Scott L. Fenton, PsyD
520 University Ave, Suite 150
A presence-based Therapy for those interested in inner exploration, compassionate-awareness and a life of fully being who you really are.
As you sit, right now, you may notice your suffering. All are suffering to a greater or lesser extent. The degrees may change for everyone, sometimes drastically, depending on their circumstances, either internal or external. Some are more aware of, and honest with, themselves and others about their suffering, but suffering we all are. Suffering is the result of habitually focusing our awareness on our thoughts instead of our direct experience. Another way of saying this is that we are identified with form or "ego" (My story, My future, My roles) and are typically unaware of our Being or "essence." When we are in being, our experience of separation begins to drop, and in its stead there is peace, love, vitality, clarity, power, and more. No force is needed for change to occur. When we are in presence, change occurs effortlessly of it's own accord.
Of course the problem is that it is our habit to be in our heads, to be in ego. The work of therapy is to use presence to inquire into the parts of us that say it's not safe, or that we won't get what we need or want if we stay in presence. By learning to ground ourselves in the experience of this moment, compassion for ourselves exactly as we are in this moment is available, and this inquiry is possible. Without deep compassion and acceptance, it is simply too painful or threatening to explore these inner shadows.

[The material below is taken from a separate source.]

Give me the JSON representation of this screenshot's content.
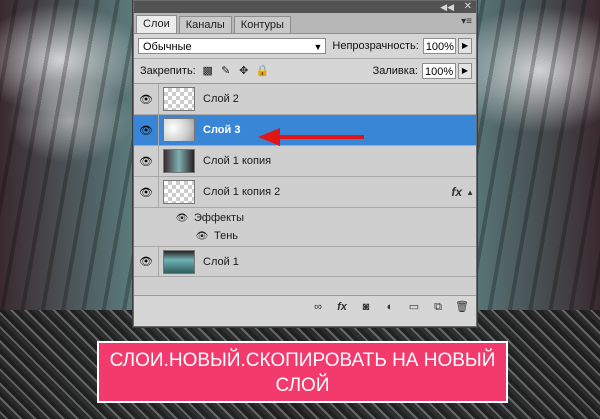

Notice how this therapy completely avoids the potentially damaging traps of conventionally understood psychotherapy: Diagnosing our pain and suffering as a problem to be fixed and giving it a name that reinforces the story that there is something wrong with us, holding-on to some ideas of "normal" or health that is often based on how successfully you are navigating a world that is entirely identified in form, and utilizing a general strategy or plan to help "fix the problem." This typical approach may be helpful for some situations for a period of time, but it is still grounded in the idea that you are your personality, your story. Personality is a prison that keeps you from living in fullness. Improving the prison may make life more enjoyable for awhile, but it will not satisfy your ultimate desire: True Freedom.
To work and live in presence, our True Nature, is my passion. If this approach to addressing your suffering feels right to you, or even just piques your curiosity, please contact me, I'd love to facilitate your journey to peace, vitality, strength and true joy: Fullbeingness.